But what makes “Good Boy” so great is that it blends the East and West in a way that many Kpop groups have attempted with limited success, without sacrificing what makes them inherently “Kpoppy.” G-Dragon and Taeyang are the only male solo Kpop artists to enter in the Billboard 200. G-Dragon's Coup D'etat entered at #182, and Taeyang's Rise premiered at #112. For international artists, this is a big deal since they have the entire Western music industry to compete with. This achievement could be attributed in part to a large influx of Western artists becoming involved in Kpop.
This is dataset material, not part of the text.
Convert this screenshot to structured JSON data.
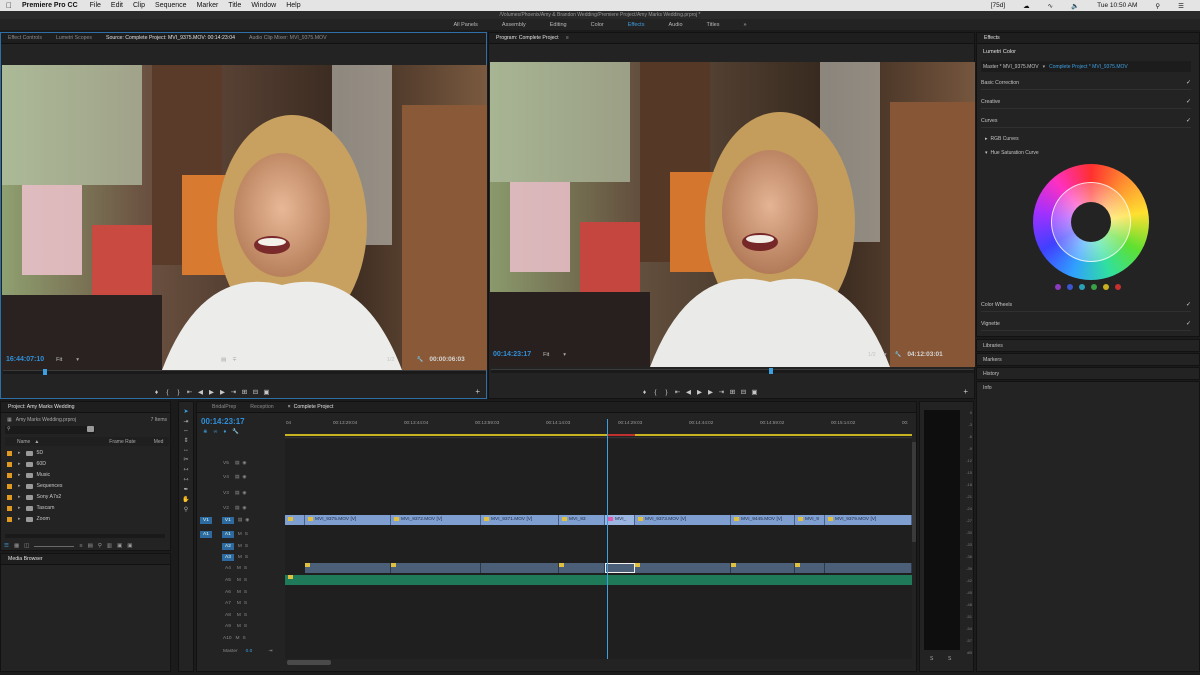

The music video for “Good Boy” was directed by Collin Tilley, whose impressive portfolio features Jason Derulo, Lil Wayne, Chris Brown, Nicki Minaj, and Tyga. Although critically-acclaimed producer Diplo is not officially credited for “Good Boy,” there is no doubt that his influence is felt in the very spirit of the song. YG Entertainment has worked closely with Diplo in the past on massive tracks like GDTOP's “Knockout” and the EDM-inspired “Dirty Vibe” featuring Skrillex, CL and G-Dragon. “Good Boy” features long sections of repeated beats throughout the chorus and verses, breaking only for the bridge. This is a style that trap is known for. By blending together electronic trance with the aggressiveness of 808 drum machines and sampled melodies from original (rap) songs, “Good Boy” carries music cues similar to trap hits Grandtheft's “Mobbin” and TNGHT's “R U Ready.” Of note is the horn that punches out the melody throughout the entire song—a feature that is extremely common in the vast majority of trap. By adopting a relatively gritty genre like trap into a “squeaky clean” one like Kpop, G-Dragon and Taeyang are stretching their musical muscles, and breaking away from the safe haven of “flower boy” pop songs.
Big Bang may be one of the only Kpop groups to reach global fame without having to rely on stereotypes. Unlike Psy, who gained limited and brief popularity through the trope of the funny, overweight Asian man, Big Bang does not rely on the stereotypes of what they should be to Western audiences. Instead, they brand themselves as genuine artists, with a unique identity and sound that is influenced and inspired by global music industry champions. Kpop has always been known for its outrageous but uniquely polished visual and aesthetic style that borrows from Eastern and Western cultures. With more well-known American producers lending their talents to the genre, the argument that Kpop is overly-manufactured and lacks true ability is starting to fade. Not everyone is going to be a fan of Kpop, but with wiggle room afforded to emerging artists, new styles can be adopted that move groups away from bubblegum pop idols into recognizable global artists. Big Bang could very well take over the world, and who are we to say no?
'L' lives in Ontario, Canada. She is a pop culture and media junkie and has helped organize kpop parties and events across Ontario. Her biases are BTS, Block B, M.I.B and Infinite.